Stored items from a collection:
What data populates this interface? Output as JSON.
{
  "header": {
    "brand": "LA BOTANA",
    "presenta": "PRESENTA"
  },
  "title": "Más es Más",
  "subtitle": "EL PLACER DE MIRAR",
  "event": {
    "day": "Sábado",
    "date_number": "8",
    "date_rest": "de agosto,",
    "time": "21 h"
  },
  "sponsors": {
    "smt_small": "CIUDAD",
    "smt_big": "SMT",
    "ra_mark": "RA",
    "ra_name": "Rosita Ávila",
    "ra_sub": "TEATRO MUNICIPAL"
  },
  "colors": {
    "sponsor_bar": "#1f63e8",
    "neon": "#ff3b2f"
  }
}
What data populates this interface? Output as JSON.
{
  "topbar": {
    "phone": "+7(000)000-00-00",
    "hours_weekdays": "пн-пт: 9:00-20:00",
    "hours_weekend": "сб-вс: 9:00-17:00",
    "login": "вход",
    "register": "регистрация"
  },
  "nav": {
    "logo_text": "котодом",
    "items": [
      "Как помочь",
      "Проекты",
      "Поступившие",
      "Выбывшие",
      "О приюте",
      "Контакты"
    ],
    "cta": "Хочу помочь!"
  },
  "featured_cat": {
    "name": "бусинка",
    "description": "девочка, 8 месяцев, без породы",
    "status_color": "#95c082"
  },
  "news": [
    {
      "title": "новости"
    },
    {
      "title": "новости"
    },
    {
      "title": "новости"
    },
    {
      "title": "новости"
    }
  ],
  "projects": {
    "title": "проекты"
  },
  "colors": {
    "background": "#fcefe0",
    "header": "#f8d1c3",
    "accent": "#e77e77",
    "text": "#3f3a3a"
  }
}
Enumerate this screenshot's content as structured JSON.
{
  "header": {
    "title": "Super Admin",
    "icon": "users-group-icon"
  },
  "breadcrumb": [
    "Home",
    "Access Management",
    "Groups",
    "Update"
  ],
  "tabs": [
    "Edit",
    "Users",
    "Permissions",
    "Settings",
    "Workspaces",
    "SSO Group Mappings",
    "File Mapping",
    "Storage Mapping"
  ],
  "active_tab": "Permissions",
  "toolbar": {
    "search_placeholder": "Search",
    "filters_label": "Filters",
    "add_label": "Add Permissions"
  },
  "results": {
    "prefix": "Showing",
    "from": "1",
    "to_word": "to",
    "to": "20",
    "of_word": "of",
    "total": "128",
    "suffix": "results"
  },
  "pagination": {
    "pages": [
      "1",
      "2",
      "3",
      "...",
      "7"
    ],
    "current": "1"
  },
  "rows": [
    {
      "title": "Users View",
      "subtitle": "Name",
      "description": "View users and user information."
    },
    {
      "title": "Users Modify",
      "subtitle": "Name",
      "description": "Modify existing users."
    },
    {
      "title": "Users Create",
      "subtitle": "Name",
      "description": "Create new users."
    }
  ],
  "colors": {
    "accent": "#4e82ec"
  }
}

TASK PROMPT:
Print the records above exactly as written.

ANSWER BOX:
What data populates this interface? Output as JSON.
{
  "header": {
    "brand": "LA BOTANA",
    "presenta": "PRESENTA"
  },
  "title": "Más es Más",
  "subtitle": "EL PLACER DE MIRAR",
  "event": {
    "day": "Sábado",
    "date_number": "8",
    "date_rest": "de agosto,",
    "time": "21 h"
  },
  "sponsors": {
    "smt_small": "CIUDAD",
    "smt_big": "SMT",
    "ra_mark": "RA",
    "ra_name": "Rosita Ávila",
    "ra_sub": "TEATRO MUNICIPAL"
  },
  "colors": {
    "sponsor_bar": "#1f63e8",
    "neon": "#ff3b2f"
  }
}
What data populates this interface? Output as JSON.
{
  "topbar": {
    "phone": "+7(000)000-00-00",
    "hours_weekdays": "пн-пт: 9:00-20:00",
    "hours_weekend": "сб-вс: 9:00-17:00",
    "login": "вход",
    "register": "регистрация"
  },
  "nav": {
    "logo_text": "котодом",
    "items": [
      "Как помочь",
      "Проекты",
      "Поступившие",
      "Выбывшие",
      "О приюте",
      "Контакты"
    ],
    "cta": "Хочу помочь!"
  },
  "featured_cat": {
    "name": "бусинка",
    "description": "девочка, 8 месяцев, без породы",
    "status_color": "#95c082"
  },
  "news": [
    {
      "title": "новости"
    },
    {
      "title": "новости"
    },
    {
      "title": "новости"
    },
    {
      "title": "новости"
    }
  ],
  "projects": {
    "title": "проекты"
  },
  "colors": {
    "background": "#fcefe0",
    "header": "#f8d1c3",
    "accent": "#e77e77",
    "text": "#3f3a3a"
  }
}
Enumerate this screenshot's content as structured JSON.
{
  "header": {
    "title": "Super Admin",
    "icon": "users-group-icon"
  },
  "breadcrumb": [
    "Home",
    "Access Management",
    "Groups",
    "Update"
  ],
  "tabs": [
    "Edit",
    "Users",
    "Permissions",
    "Settings",
    "Workspaces",
    "SSO Group Mappings",
    "File Mapping",
    "Storage Mapping"
  ],
  "active_tab": "Permissions",
  "toolbar": {
    "search_placeholder": "Search",
    "filters_label": "Filters",
    "add_label": "Add Permissions"
  },
  "results": {
    "prefix": "Showing",
    "from": "1",
    "to_word": "to",
    "to": "20",
    "of_word": "of",
    "total": "128",
    "suffix": "results"
  },
  "pagination": {
    "pages": [
      "1",
      "2",
      "3",
      "...",
      "7"
    ],
    "current": "1"
  },
  "rows": [
    {
      "title": "Users View",
      "subtitle": "Name",
      "description": "View users and user information."
    },
    {
      "title": "Users Modify",
      "subtitle": "Name",
      "description": "Modify existing users."
    },
    {
      "title": "Users Create",
      "subtitle": "Name",
      "description": "Create new users."
    }
  ],
  "colors": {
    "accent": "#4e82ec"
  }
}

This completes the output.